If it is proven that the defendant is mentally retarded during the pretrial phase, the evidence can be presented to the jury if it is relevant.
The Executive Director of the Missouri Association of Prosecuting Attorneys, Cole County's Prosecutor Rich Callahan, supports the legislation to eliminate the possibility of the death penalty for mentally retarded.
"I don't believe that we've necessarily had a problem with this issue in Missouri," Callahan said. "Nonetheless, I still believe this compromise will help to ensure we don't have a problem in Missouri."
However, Kevin Crane, Boone County Prosecuting Attorney, has a different take on the compromise within Shilling's bill.
"People may fall under the definition of mental retardation, but know full well they committed an illegal act and further deliberated before they killed somebody," he said. "I'm just not in favor of such a measure."
Crane said defense attorneys can now argue to a jury that the defendant is mentally retarded. The jury can then decide whether or not they agree.

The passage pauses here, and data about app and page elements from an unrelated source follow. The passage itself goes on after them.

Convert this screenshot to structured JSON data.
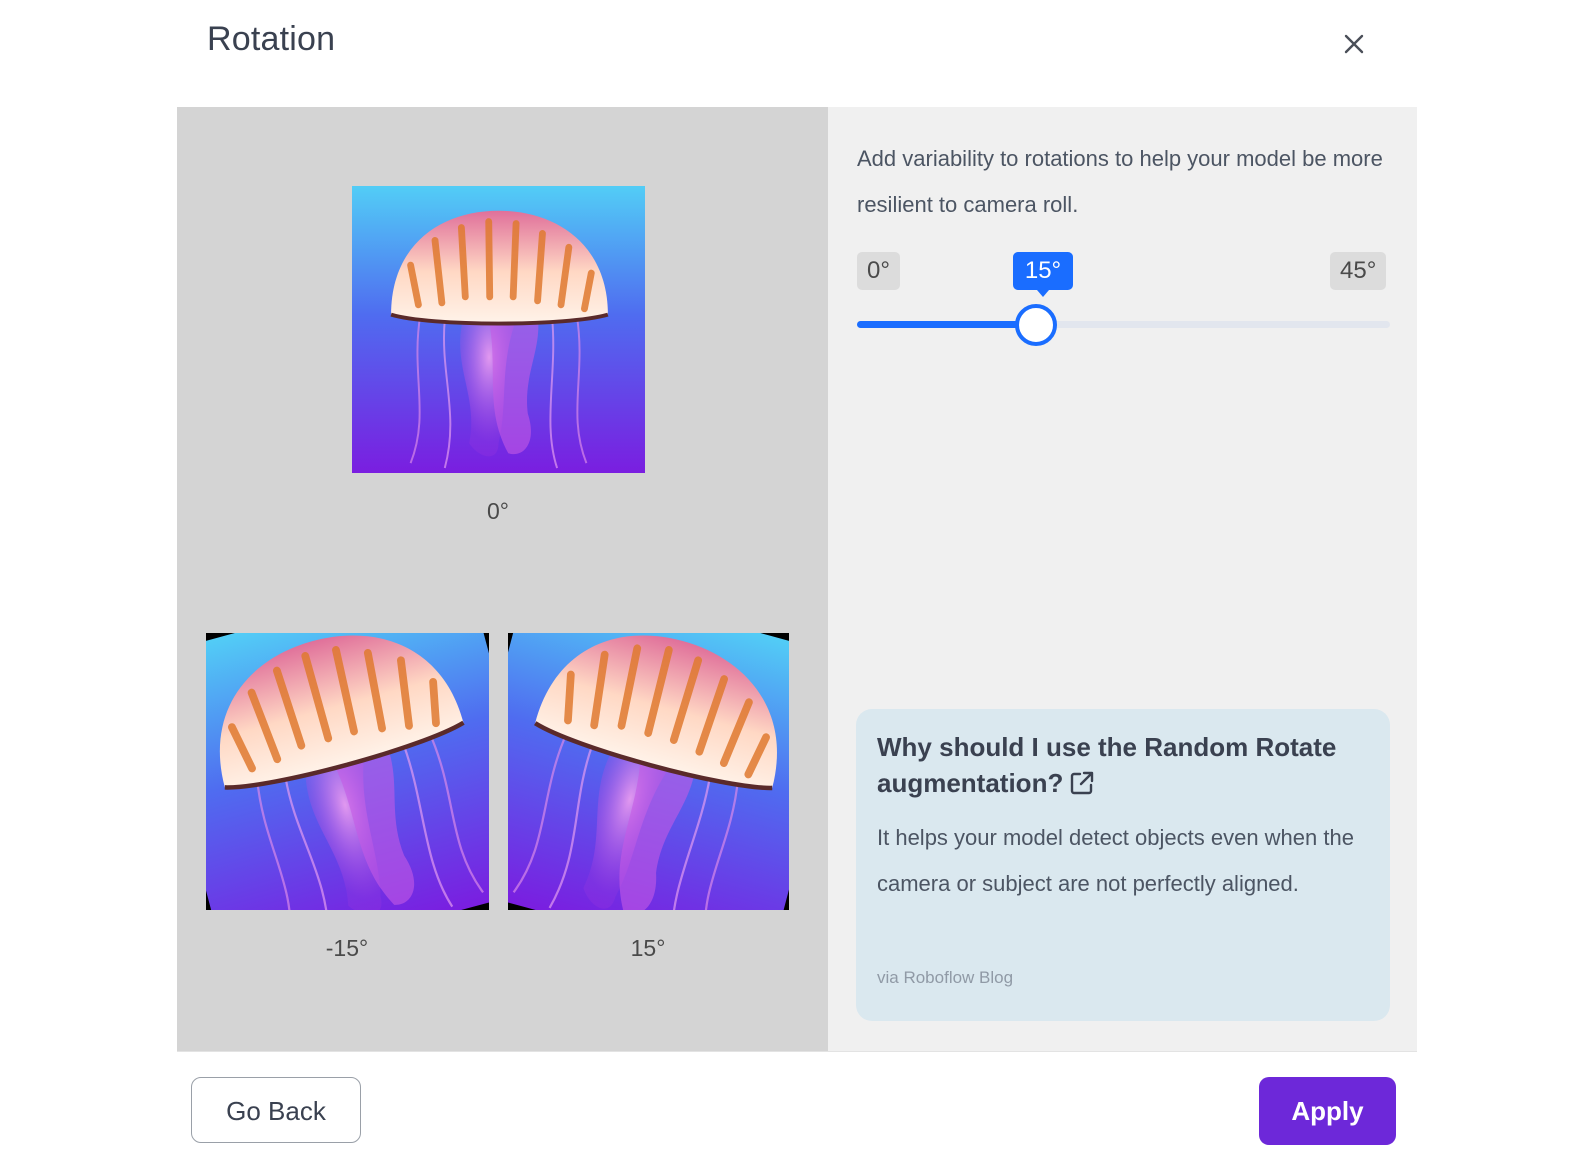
{
  "dialog": {
    "title": "Rotation",
    "close_icon": "close-icon"
  },
  "preview": {
    "images": [
      {
        "label": "0°",
        "rotation": 0
      },
      {
        "label": "-15°",
        "rotation": -15
      },
      {
        "label": "15°",
        "rotation": 15
      }
    ]
  },
  "settings": {
    "description": "Add variability to rotations to help your model be more resilient to camera roll.",
    "slider": {
      "min_label": "0°",
      "max_label": "45°",
      "value_label": "15°",
      "min": 0,
      "max": 45,
      "value": 15,
      "color": "#1a6dff"
    }
  },
  "info": {
    "title": "Why should I use the Random Rotate augmentation?",
    "link_icon": "external-link-icon",
    "text": "It helps your model detect objects even when the camera or subject are not perfectly aligned.",
    "source": "via Roboflow Blog"
  },
  "footer": {
    "back_label": "Go Back",
    "apply_label": "Apply",
    "apply_color": "#6d28d9"
  }
}
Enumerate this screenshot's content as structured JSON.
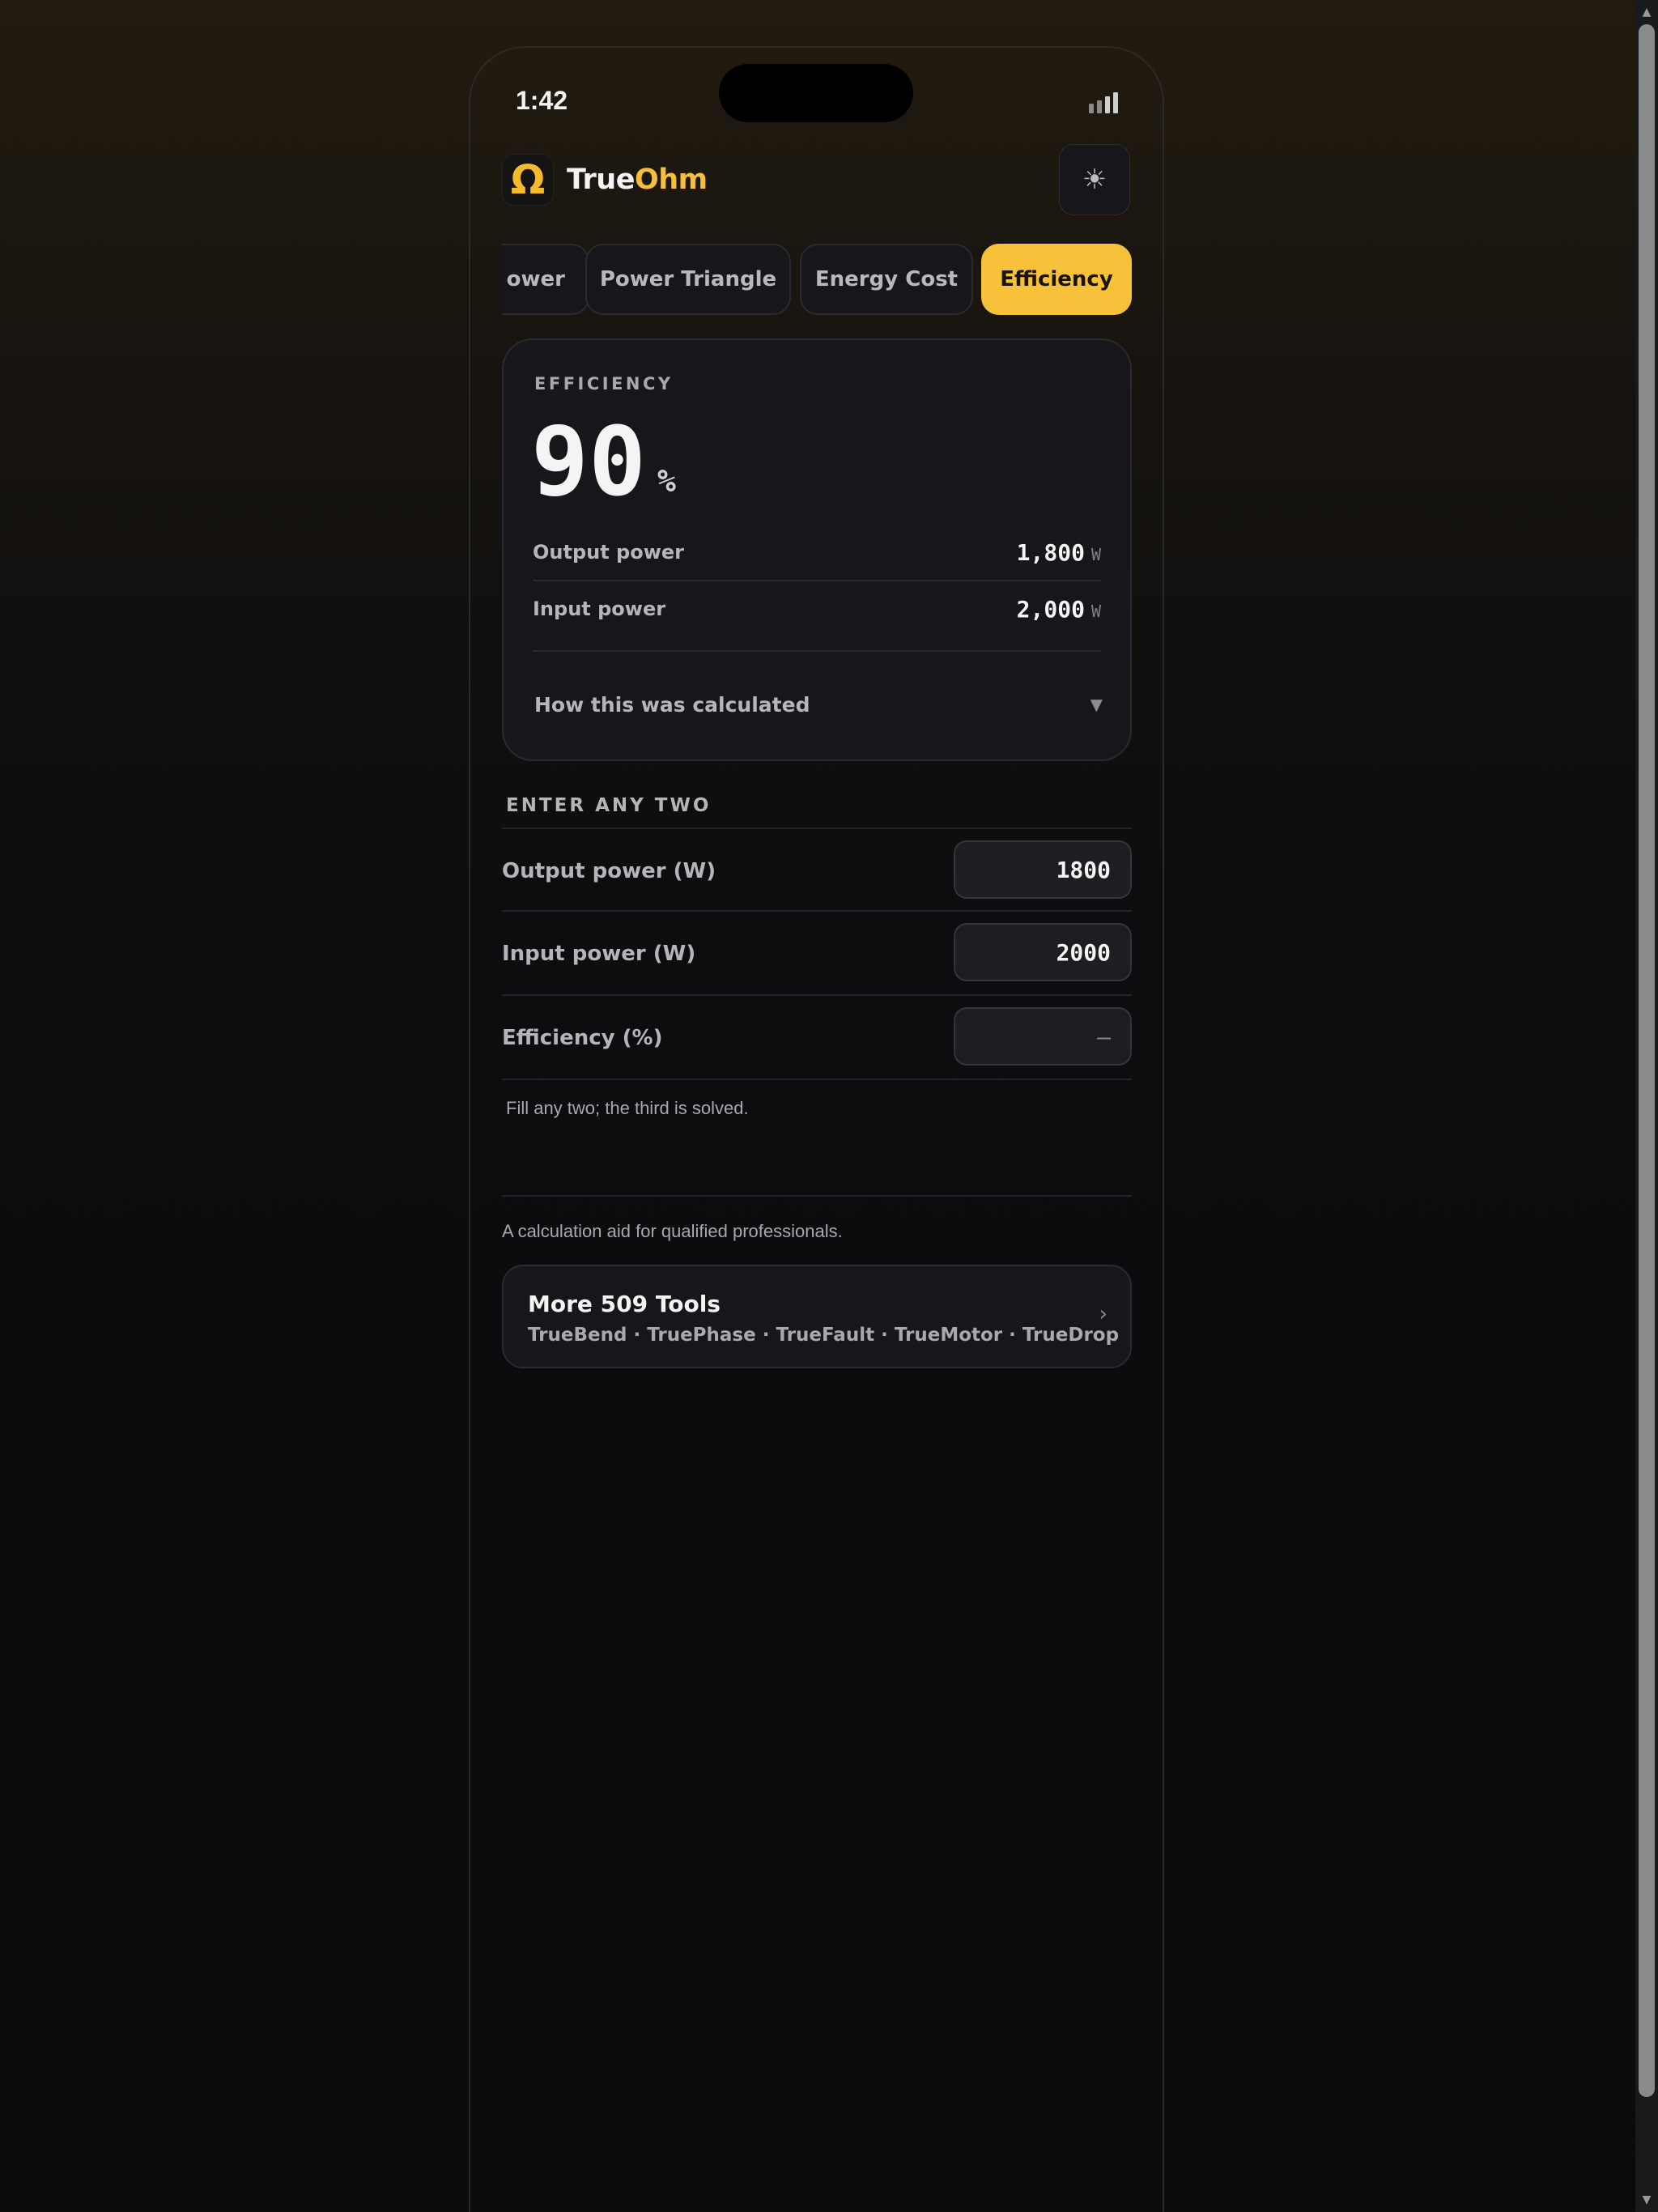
{
  "status": {
    "time": "1:42"
  },
  "brand": {
    "logo_glyph": "Ω",
    "name_part1": "True",
    "name_part2": "Ohm",
    "accent": "#f6be39"
  },
  "theme_toggle": {
    "icon": "sun-icon",
    "glyph": "☀"
  },
  "tabs": [
    {
      "label": "Power",
      "visible_text": "ower",
      "active": false
    },
    {
      "label": "Power Triangle",
      "active": false
    },
    {
      "label": "Energy Cost",
      "active": false
    },
    {
      "label": "Efficiency",
      "active": true
    }
  ],
  "result": {
    "label": "EFFICIENCY",
    "value": "90",
    "unit": "%",
    "rows": [
      {
        "label": "Output power",
        "value": "1,800",
        "unit": "W"
      },
      {
        "label": "Input power",
        "value": "2,000",
        "unit": "W"
      }
    ],
    "how_label": "How this was calculated",
    "how_chevron": "▼"
  },
  "inputs": {
    "section_title": "ENTER ANY TWO",
    "fields": [
      {
        "label": "Output power (W)",
        "value": "1800",
        "placeholder": ""
      },
      {
        "label": "Input power (W)",
        "value": "2000",
        "placeholder": ""
      },
      {
        "label": "Efficiency (%)",
        "value": "",
        "placeholder": "–"
      }
    ],
    "hint": "Fill any two; the third is solved."
  },
  "footer": {
    "disclaimer": "A calculation aid for qualified professionals.",
    "more_title": "More 509 Tools",
    "more_subtitle": "TrueBend · TruePhase · TrueFault · TrueMotor · TrueDrop",
    "more_chevron": "›"
  }
}
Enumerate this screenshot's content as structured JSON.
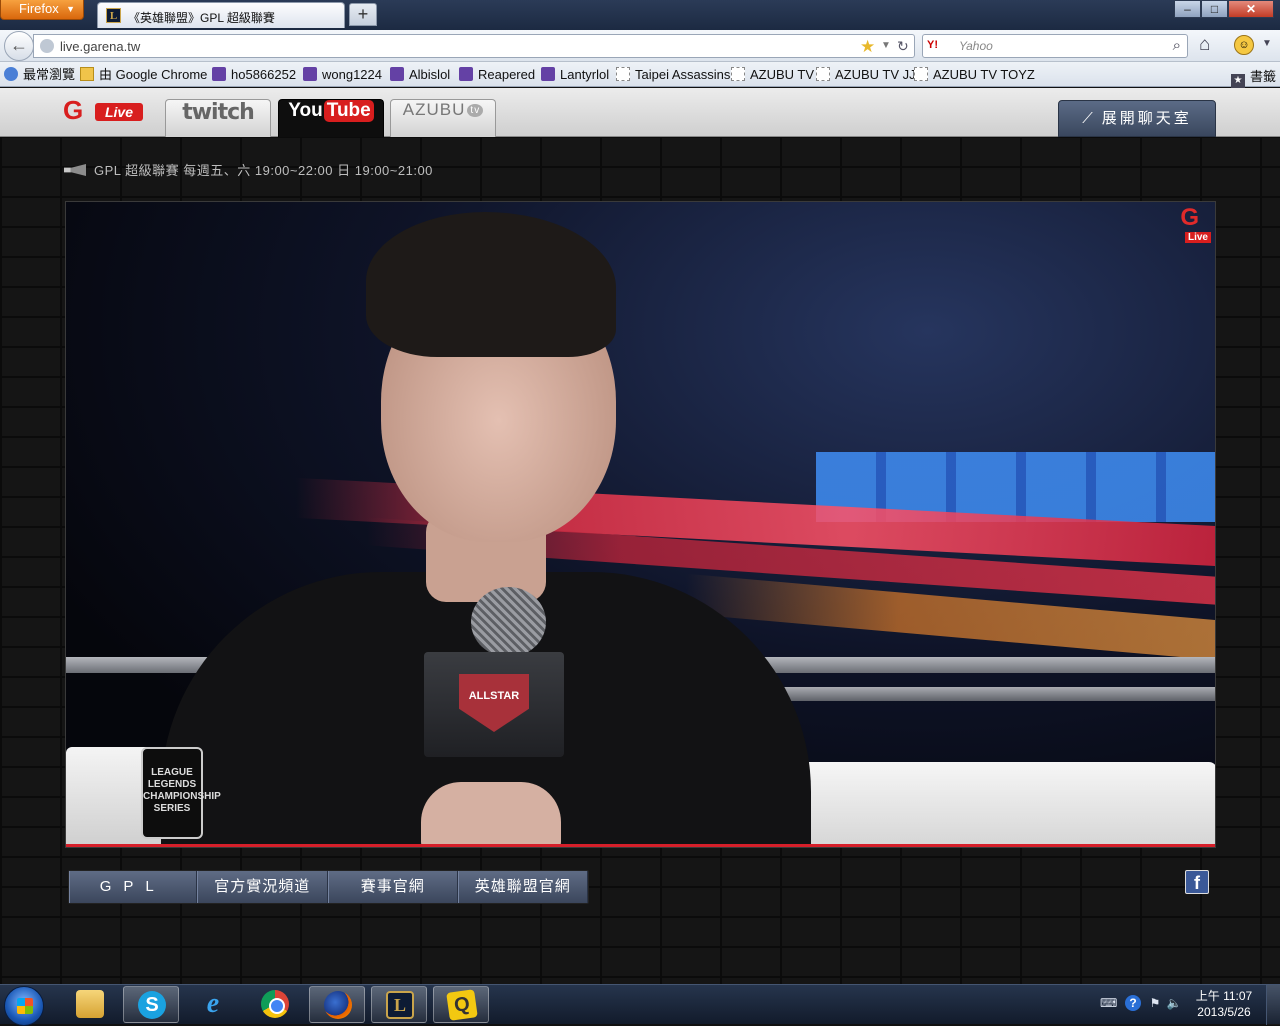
{
  "browser": {
    "menu_button": "Firefox",
    "tab": {
      "title": "《英雄聯盟》GPL 超級聯賽",
      "favicon_letter": "L"
    },
    "new_tab": "+",
    "window": {
      "minimize": "–",
      "maximize": "□",
      "close": "✕"
    },
    "url": "live.garena.tw",
    "search": {
      "engine": "Y!",
      "placeholder": "Yahoo"
    },
    "bookmarks": [
      {
        "label": "最常瀏覽",
        "icon": "folder-icon"
      },
      {
        "label": "由 Google Chrome",
        "icon": "folder-icon"
      },
      {
        "label": "ho5866252",
        "icon": "twitch-icon"
      },
      {
        "label": "wong1224",
        "icon": "twitch-icon"
      },
      {
        "label": "Albislol",
        "icon": "twitch-icon"
      },
      {
        "label": "Reapered",
        "icon": "twitch-icon"
      },
      {
        "label": "Lantyrlol",
        "icon": "twitch-icon"
      },
      {
        "label": "Taipei Assassins",
        "icon": "blank-page-icon"
      },
      {
        "label": "AZUBU TV",
        "icon": "blank-page-icon"
      },
      {
        "label": "AZUBU TV JJ",
        "icon": "blank-page-icon"
      },
      {
        "label": "AZUBU TV TOYZ",
        "icon": "blank-page-icon"
      }
    ],
    "bookmarks_menu": "書籤"
  },
  "site": {
    "logo": {
      "g": "G",
      "live": "Live"
    },
    "tabs": [
      {
        "label": "twitch",
        "active": false
      },
      {
        "label_you": "You",
        "label_tube": "Tube",
        "active": true
      },
      {
        "label": "AZUBU",
        "active": false
      }
    ],
    "chat_button": "展開聊天室",
    "announcement": "GPL 超級聯賽 每週五、六 19:00~22:00 日 19:00~21:00",
    "video": {
      "watermark_g": "G",
      "watermark_live": "Live",
      "mic_flag_text": "ALLSTAR",
      "patch_text": "LEAGUE LEGENDS CHAMPIONSHIP SERIES",
      "progress": 1.0
    },
    "footer_nav": [
      "GPL",
      "官方實況頻道",
      "賽事官網",
      "英雄聯盟官網"
    ],
    "facebook_icon": "f"
  },
  "taskbar": {
    "apps": [
      "explorer",
      "skype",
      "internet-explorer",
      "chrome",
      "firefox",
      "league-of-legends",
      "app"
    ],
    "skype_letter": "S",
    "ie_letter": "e",
    "lol_letter": "L",
    "app_letter": "Q",
    "clock_time": "上午 11:07",
    "clock_date": "2013/5/26"
  },
  "colors": {
    "accent_red": "#d81e1e",
    "chat_button": "#4a5770",
    "footer_nav": "#4d5a73"
  }
}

Schilling said his bill would go a step further and not rely just on whether or not a jury believes the defendant is mentally retarded.
Rep. Craig Hosmer, D-Springfield, who chairs the House Criminal Law Committee where Schilling's bill will be heard possibly on Tuesday, co-sponsored the legislation. He said he wanted to make sure the legislation would protect the mentally retarded, but not provide an outlet for those who are not retarded.
"The goal is to eliminate the death penalty for those truly mentally retarded," Hosmer said. "Everyone agrees with that."
Schilling's bill would also create a nine-person commission on the death penalty that would hold public meetings to discuss whether or not the death penalty should be used in certain cases. The committee would study all first- and second-degree murder cases that were decided on or after Jan. 1, 1977.
One assignment of the committee would be to determine if evidence existed that the defendant was mentally retarded. The committee would report its findings to the governor, members of the legislature and the Missouri Supreme Court by Jan. 1, 2003.